They weren’t inspired to participate in its triumph and saw St. Nicholas as just another New York City church, not something that belongs to the Faithful nationwide, he said.
He described the completed National Shrine as “the most visible symbol of Holy Orthodoxy, Hellenism, and the Hellenism ideal in America.”
By donating, Psaros hopes the Faithful in all 50 states will feel the responsibility and joy of possessing the only religious structure, the only Christian church of any denomination, at Ground Zero.
A Greek Orthodox Church as a National Shrine
For Greek-Americans the hope is that the St. Nicholas National Shrine will be a “Parthenon of Orthodoxy” in the United States, a symbol of the resurgence of the Greek Orthodox Archdiocese of America.
Psaros quotes a friend, Dimitri Papacostas who said, “Somehow all of the community’s aspirations, pride and redemption are enshrined in this magnificent edifice that is being built.”
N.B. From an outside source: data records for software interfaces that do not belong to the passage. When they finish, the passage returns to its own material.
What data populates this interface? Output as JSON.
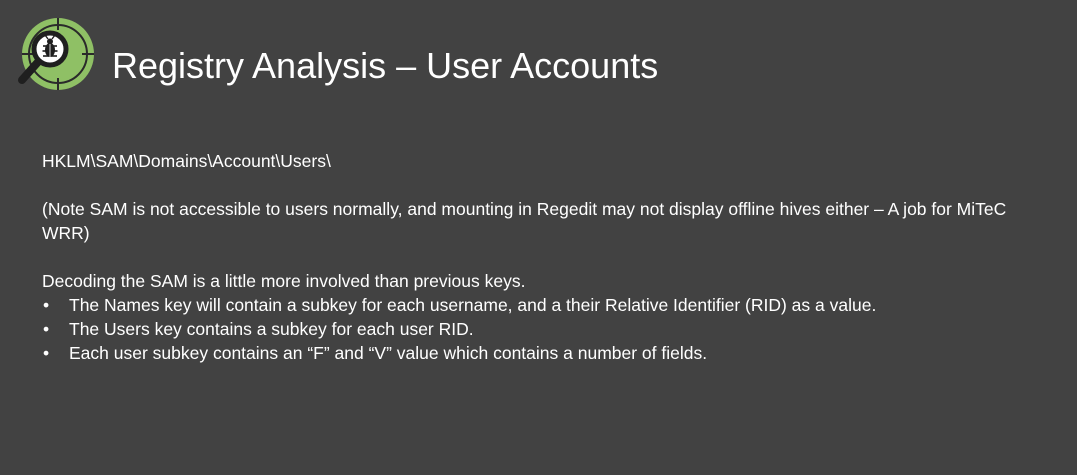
{
  "slide": {
    "title": "Registry Analysis – User Accounts",
    "logo_icon": "magnifier-bug-icon",
    "registry_path": "HKLM\\SAM\\Domains\\Account\\Users\\",
    "note": "(Note SAM is not accessible to users normally, and mounting in Regedit may not display offline hives either – A job for MiTeC WRR)",
    "intro": "Decoding the SAM is a little more involved than previous keys.",
    "bullets": [
      "The Names key will contain a subkey for each username, and a their Relative Identifier (RID) as a value.",
      "The Users key contains a subkey for each user RID.",
      "Each user subkey contains an “F” and “V” value which contains a number of fields."
    ],
    "bullet_glyph": "•"
  },
  "colors": {
    "background": "#424242",
    "text": "#ffffff",
    "logo_green": "#8fc065",
    "logo_dark": "#1f1f1f"
  }
}
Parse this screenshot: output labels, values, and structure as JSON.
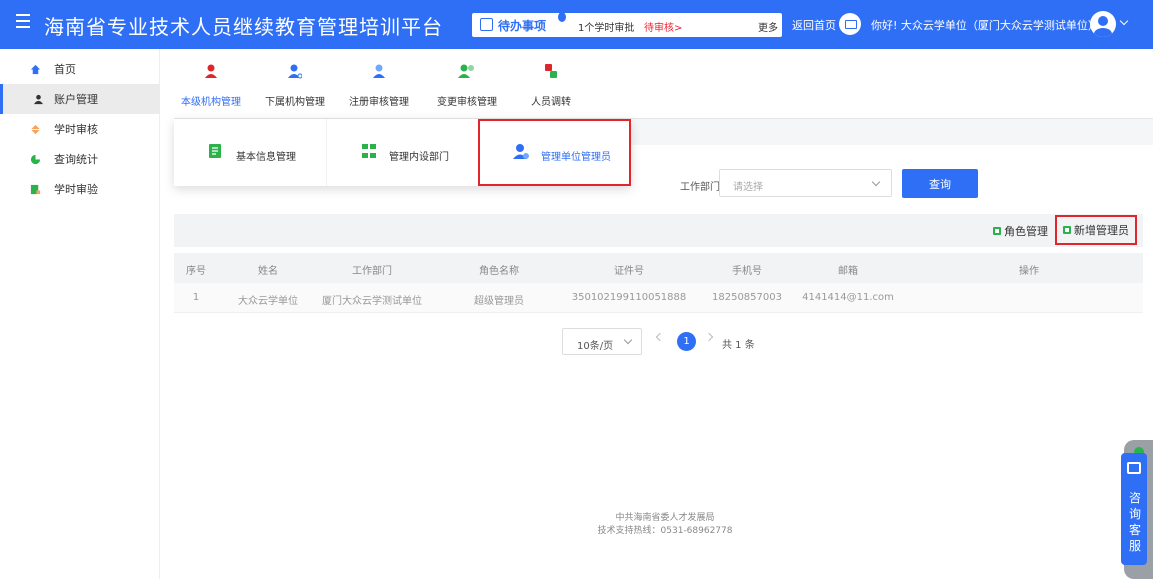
{
  "header": {
    "title": "海南省专业技术人员继续教育管理培训平台",
    "todo_label": "待办事项",
    "todo_text": "1个学时审批",
    "todo_link": "待审核>",
    "more": "更多",
    "home": "返回首页",
    "greeting": "你好! 大众云学单位（厦门大众云学测试单位）"
  },
  "sidebar": {
    "items": [
      {
        "label": "首页",
        "icon": "home-icon"
      },
      {
        "label": "账户管理",
        "icon": "user-icon"
      },
      {
        "label": "学时审核",
        "icon": "diamond-icon"
      },
      {
        "label": "查询统计",
        "icon": "pie-chart-icon"
      },
      {
        "label": "学时审验",
        "icon": "document-check-icon"
      }
    ],
    "active_index": 1
  },
  "subnav": {
    "items": [
      {
        "label": "本级机构管理",
        "icon": "org-icon"
      },
      {
        "label": "下属机构管理",
        "icon": "sub-org-icon"
      },
      {
        "label": "注册审核管理",
        "icon": "register-icon"
      },
      {
        "label": "变更审核管理",
        "icon": "change-icon"
      },
      {
        "label": "人员调转",
        "icon": "transfer-icon"
      }
    ],
    "active_index": 0
  },
  "dropdown": {
    "items": [
      {
        "label": "基本信息管理",
        "icon": "edit-doc-icon"
      },
      {
        "label": "管理内设部门",
        "icon": "department-icon"
      },
      {
        "label": "管理单位管理员",
        "icon": "admin-user-icon"
      }
    ],
    "highlight_index": 2
  },
  "filter": {
    "label": "工作部门",
    "placeholder": "请选择",
    "query_button": "查询"
  },
  "toolbar": {
    "role_manage": "角色管理",
    "new_admin": "新增管理员"
  },
  "table": {
    "headers": [
      "序号",
      "姓名",
      "工作部门",
      "角色名称",
      "证件号",
      "手机号",
      "邮箱",
      "操作"
    ],
    "rows": [
      [
        "1",
        "大众云学单位",
        "厦门大众云学测试单位",
        "超级管理员",
        "350102199110051888",
        "18250857003",
        "4141414@11.com",
        ""
      ]
    ]
  },
  "pagination": {
    "page_size": "10条/页",
    "current_page": "1",
    "total": "共 1 条"
  },
  "footer": {
    "line1": "中共海南省委人才发展局",
    "line2": "技术支持热线：0531-68962778"
  },
  "customer_service": {
    "label": "咨询客服"
  },
  "colors": {
    "primary": "#2f6ff6",
    "highlight_border": "#e0262a",
    "success_icon": "#2bb24c"
  }
}
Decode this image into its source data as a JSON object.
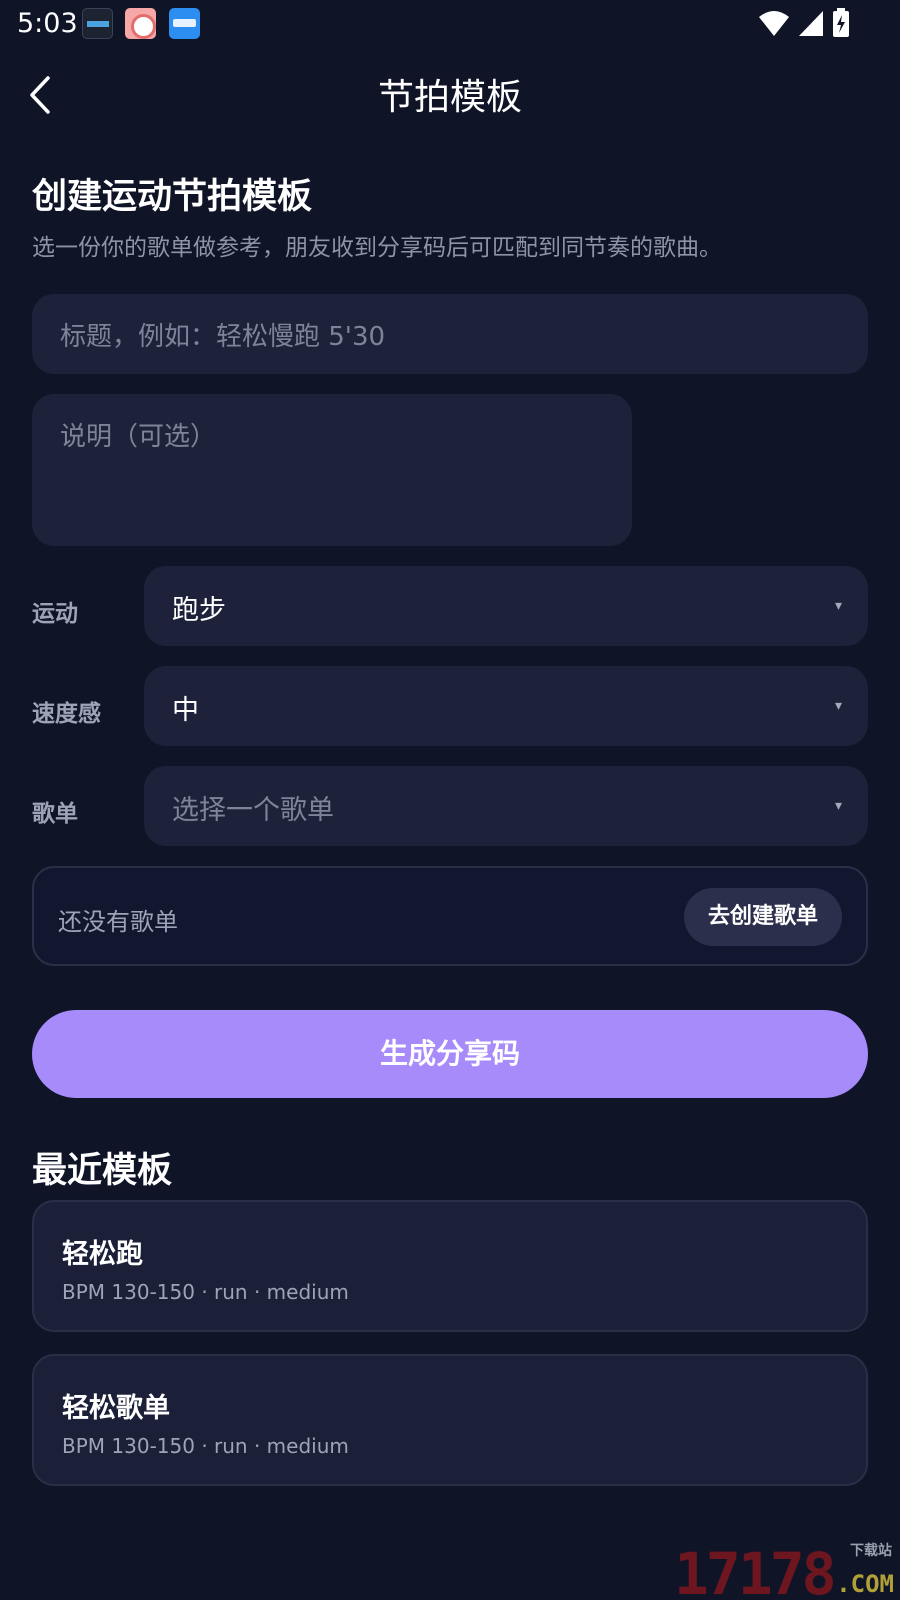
{
  "status_bar": {
    "time": "5:03",
    "notification_icons": [
      "clock-widget-icon",
      "rice-ball-app-icon",
      "blue-app-icon"
    ],
    "right_icons": [
      "wifi-icon",
      "signal-icon",
      "battery-charging-icon"
    ]
  },
  "header": {
    "title": "节拍模板",
    "back_icon": "chevron-left-icon"
  },
  "create_section": {
    "title": "创建运动节拍模板",
    "subtitle": "选一份你的歌单做参考，朋友收到分享码后可匹配到同节奏的歌曲。",
    "title_placeholder": "标题，例如：轻松慢跑 5'30",
    "description_placeholder": "说明（可选）",
    "sport_label": "运动",
    "sport_value": "跑步",
    "speed_label": "速度感",
    "speed_value": "中",
    "playlist_label": "歌单",
    "playlist_placeholder": "选择一个歌单",
    "caret": "▾",
    "empty_message": "还没有歌单",
    "create_playlist_button": "去创建歌单",
    "generate_button": "生成分享码"
  },
  "recent": {
    "title": "最近模板",
    "templates": [
      {
        "name": "轻松跑",
        "meta": "BPM 130-150 · run · medium"
      },
      {
        "name": "轻松歌单",
        "meta": "BPM 130-150 · run · medium"
      }
    ]
  },
  "watermark": {
    "number": "17178",
    "tag": "下载站",
    "suffix": ".COM"
  },
  "colors": {
    "background": "#0f1427",
    "field": "#1d2139",
    "accent": "#a78bfa",
    "muted_text": "#9ea3b8"
  }
}
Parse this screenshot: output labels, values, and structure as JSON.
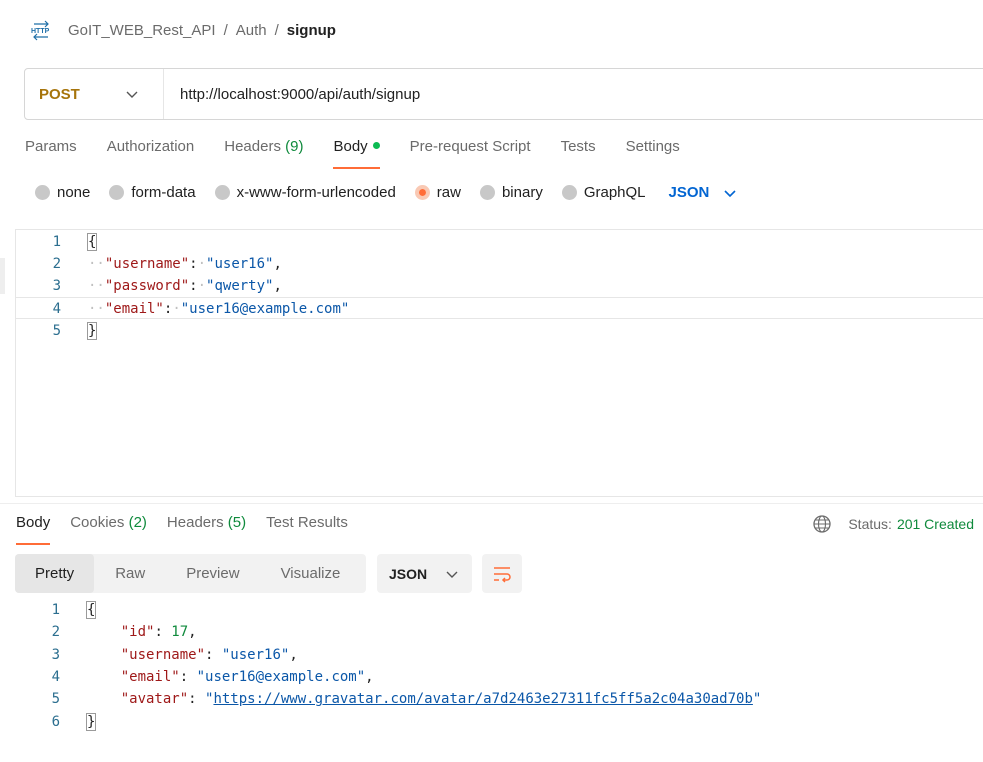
{
  "breadcrumb": {
    "icon": "http-request-icon",
    "collection": "GoIT_WEB_Rest_API",
    "folder": "Auth",
    "request": "signup",
    "separator": "/"
  },
  "request": {
    "method": "POST",
    "url": "http://localhost:9000/api/auth/signup"
  },
  "request_tabs": [
    {
      "label": "Params",
      "count": "",
      "active": false
    },
    {
      "label": "Authorization",
      "count": "",
      "active": false
    },
    {
      "label": "Headers",
      "count": "(9)",
      "active": false
    },
    {
      "label": "Body",
      "count": "",
      "active": true
    },
    {
      "label": "Pre-request Script",
      "count": "",
      "active": false
    },
    {
      "label": "Tests",
      "count": "",
      "active": false
    },
    {
      "label": "Settings",
      "count": "",
      "active": false
    }
  ],
  "body_types": [
    "none",
    "form-data",
    "x-www-form-urlencoded",
    "raw",
    "binary",
    "GraphQL"
  ],
  "body_type_selected": "raw",
  "body_format": "JSON",
  "request_body": {
    "line_numbers": [
      "1",
      "2",
      "3",
      "4",
      "5"
    ],
    "open_brace": "{",
    "close_brace": "}",
    "fields": [
      {
        "key": "\"username\"",
        "value": "\"user16\"",
        "sep": ","
      },
      {
        "key": "\"password\"",
        "value": "\"qwerty\"",
        "sep": ","
      },
      {
        "key": "\"email\"",
        "value": "\"user16@example.com\"",
        "sep": ""
      }
    ]
  },
  "response_tabs": [
    {
      "label": "Body",
      "count": "",
      "active": true
    },
    {
      "label": "Cookies",
      "count": "(2)",
      "active": false
    },
    {
      "label": "Headers",
      "count": "(5)",
      "active": false
    },
    {
      "label": "Test Results",
      "count": "",
      "active": false
    }
  ],
  "status": {
    "label": "Status:",
    "value": "201 Created"
  },
  "view_modes": [
    "Pretty",
    "Raw",
    "Preview",
    "Visualize"
  ],
  "view_mode_selected": "Pretty",
  "response_format": "JSON",
  "response_body": {
    "line_numbers": [
      "1",
      "2",
      "3",
      "4",
      "5",
      "6"
    ],
    "open_brace": "{",
    "close_brace": "}",
    "fields": [
      {
        "key": "\"id\"",
        "value": "17",
        "type": "number",
        "sep": ","
      },
      {
        "key": "\"username\"",
        "value": "\"user16\"",
        "type": "string",
        "sep": ","
      },
      {
        "key": "\"email\"",
        "value": "\"user16@example.com\"",
        "type": "string",
        "sep": ","
      },
      {
        "key": "\"avatar\"",
        "value": "https://www.gravatar.com/avatar/a7d2463e27311fc5ff5a2c04a30ad70b",
        "type": "link",
        "sep": ""
      }
    ]
  },
  "colors": {
    "accent": "#ff6c37",
    "method": "#a6740b",
    "status_ok": "#0f8a3c",
    "json_key": "#9e1818",
    "json_string": "#0b57a8"
  }
}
But it will be much more than a Greek Orthodox Church.
On a site with no grave markers to mark the martyred dead, the church and its Justinian Cross will reflect the sacred ground on which it stands, sacred ground where the presence of God can be found.
And it will offer comfort and meditation to anyone visiting worldwide, regardless of religion or background. A non-denominational bereavement center will be located on the second floor of the Shrine.
“The St. Nicholas National Shrine and Church will become an open and inclusive witness of what is best in all human aspirations for the Divine,” reads a message from Archbishop Elpidophoros printed in the July 2020 newsletter of the Friends of St. Nicholas.
St. Nicholas will stand as a counterbalance to the actions of the Turks converting Hagia Sophia Church in Constantinople into a Mosque.
Many of St. Nicholas’ features are based on the Hagia Sophia Church, an intentional design by the Shrine’s architect, Santiago Calatrava.
- The icon over the south door of the Vestibule portrays Emperors Constantine offering the City and Justinian offering Hagia Sophia to the Theotokos and Divine Child.
- The architect morphed the image of the Holy Mother into the design of the church.
- To solidify the connection with Hagia Sophia, the dome of St. Nicholas will have 40 ribs, like Hagia Sophia, a “living reminder of the Great Church for all the world to see.”
“He took the architecture and the art from Hagia Sophia and encapsulated it at the heart of St. Nicholas at Ground Zero,” said Father Alex.
“No matter what happens to Hagia Sophia, the Great Church will always be ours. Let us make Saint Nicholas a witness to that,” states the message from Archbishop Elpidophoros.
For more information about the St. Nicholas project and to donate, visit Stnicholaswtc.org.
Contributions can also be mailed to:
FRIENDS OF ST. NICHOLAS
c/o Andrew Veniopoulos
8 East 79th Street
New York, NY 10075
Please make checks payable to:
Friends of St. Nicholas.